- Teen Age Grief (TAG) Program by Linda Cunningham (1990). The teenage grief program described in this book is a grief support structure established for school systems. Its basic six-week structure is formatted in detail, with specific and valuable techniques to use with teens in a group setting.
An underlying framework of all grief work is remembering that every person is unique and so is their grief. This is especially true of teenagers. So often caring adults may attempt to prescribe to adolescents how they should think and feel, instead of allowing them to share with peers, parents, teachers, and counselors where they are in their grief process. The essence of working with young people is to create a protected environment where grief can be expressed without judgment. This “safe haven for grief work” is the thread that binds all of the resources, supports, and interventions used by parents, educators, and other caring professionals to assist the grieving teen.

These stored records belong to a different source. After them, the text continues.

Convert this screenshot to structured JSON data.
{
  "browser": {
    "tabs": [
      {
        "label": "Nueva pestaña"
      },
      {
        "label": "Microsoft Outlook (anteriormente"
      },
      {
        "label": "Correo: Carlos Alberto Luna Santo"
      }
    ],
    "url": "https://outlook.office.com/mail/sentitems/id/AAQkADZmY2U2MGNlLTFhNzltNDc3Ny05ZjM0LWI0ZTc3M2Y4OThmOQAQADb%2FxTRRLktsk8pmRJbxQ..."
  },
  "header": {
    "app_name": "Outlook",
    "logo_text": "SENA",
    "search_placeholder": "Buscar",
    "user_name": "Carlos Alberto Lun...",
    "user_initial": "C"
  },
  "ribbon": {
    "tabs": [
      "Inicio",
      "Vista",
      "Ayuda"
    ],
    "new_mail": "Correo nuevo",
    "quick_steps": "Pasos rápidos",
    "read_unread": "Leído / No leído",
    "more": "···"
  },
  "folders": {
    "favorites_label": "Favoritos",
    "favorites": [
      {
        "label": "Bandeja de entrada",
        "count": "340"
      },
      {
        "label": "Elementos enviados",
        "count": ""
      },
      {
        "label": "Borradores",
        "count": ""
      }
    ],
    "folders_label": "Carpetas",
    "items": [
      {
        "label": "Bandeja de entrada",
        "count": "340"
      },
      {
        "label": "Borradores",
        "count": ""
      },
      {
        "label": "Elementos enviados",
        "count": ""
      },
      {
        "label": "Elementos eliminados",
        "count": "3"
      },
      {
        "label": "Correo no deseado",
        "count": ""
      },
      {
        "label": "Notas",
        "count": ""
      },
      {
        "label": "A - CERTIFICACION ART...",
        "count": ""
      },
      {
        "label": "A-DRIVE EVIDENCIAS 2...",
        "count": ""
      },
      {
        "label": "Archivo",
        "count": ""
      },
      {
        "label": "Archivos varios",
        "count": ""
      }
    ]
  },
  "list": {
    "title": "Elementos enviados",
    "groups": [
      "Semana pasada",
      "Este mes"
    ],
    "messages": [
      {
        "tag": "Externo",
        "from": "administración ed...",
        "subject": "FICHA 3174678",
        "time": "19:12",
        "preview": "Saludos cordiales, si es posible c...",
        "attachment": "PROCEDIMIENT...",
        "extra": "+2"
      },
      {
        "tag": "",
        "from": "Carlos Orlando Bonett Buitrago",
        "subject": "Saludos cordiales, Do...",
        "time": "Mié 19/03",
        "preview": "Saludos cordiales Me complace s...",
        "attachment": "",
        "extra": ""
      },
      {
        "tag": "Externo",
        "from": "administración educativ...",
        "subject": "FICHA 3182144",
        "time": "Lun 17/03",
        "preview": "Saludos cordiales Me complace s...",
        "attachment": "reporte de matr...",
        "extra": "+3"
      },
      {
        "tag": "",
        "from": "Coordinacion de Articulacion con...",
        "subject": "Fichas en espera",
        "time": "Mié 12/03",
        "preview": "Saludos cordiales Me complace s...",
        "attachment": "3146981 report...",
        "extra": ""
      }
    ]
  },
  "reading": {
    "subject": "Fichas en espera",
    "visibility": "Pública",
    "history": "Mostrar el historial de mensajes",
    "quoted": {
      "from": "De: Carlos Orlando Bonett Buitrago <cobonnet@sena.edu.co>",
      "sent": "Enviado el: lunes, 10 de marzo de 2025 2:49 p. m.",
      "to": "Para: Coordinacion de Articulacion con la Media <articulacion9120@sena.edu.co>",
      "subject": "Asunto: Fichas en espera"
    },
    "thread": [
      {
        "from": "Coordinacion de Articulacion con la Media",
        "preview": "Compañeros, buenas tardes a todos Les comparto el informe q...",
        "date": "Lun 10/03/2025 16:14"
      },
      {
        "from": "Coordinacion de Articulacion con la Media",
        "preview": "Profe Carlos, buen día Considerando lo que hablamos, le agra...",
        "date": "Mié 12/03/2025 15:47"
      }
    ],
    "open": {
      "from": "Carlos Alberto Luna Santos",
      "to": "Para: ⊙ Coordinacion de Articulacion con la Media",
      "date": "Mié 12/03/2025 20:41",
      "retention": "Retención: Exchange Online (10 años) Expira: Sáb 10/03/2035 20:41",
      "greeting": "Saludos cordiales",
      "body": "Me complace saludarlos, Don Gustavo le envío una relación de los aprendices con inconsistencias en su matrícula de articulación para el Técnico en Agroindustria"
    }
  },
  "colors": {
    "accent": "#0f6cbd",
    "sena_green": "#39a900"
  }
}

By Linda Goldman, FT, LCPC, NBCC: Linda Goldman is a Fellow in Thanatology: Death, Dying, and Bereavement (FT) with an MS degree in counseling and Master's Equivalency in early childhood education. She is a Licensed Clinical Professional Counselor (LCPC) and a National Certified Counselor (NBCC). She currently has a private grief therapy practice in Maryland where she works with children, teenagers, families with prenatal loss, and grieving adults. Linda is the author of Life and Loss: A Guide to Help Grieving Children; Children Also Grieve; and Great Answers to Difficult Questions About Death. Visit her website at www.childrensgrief.net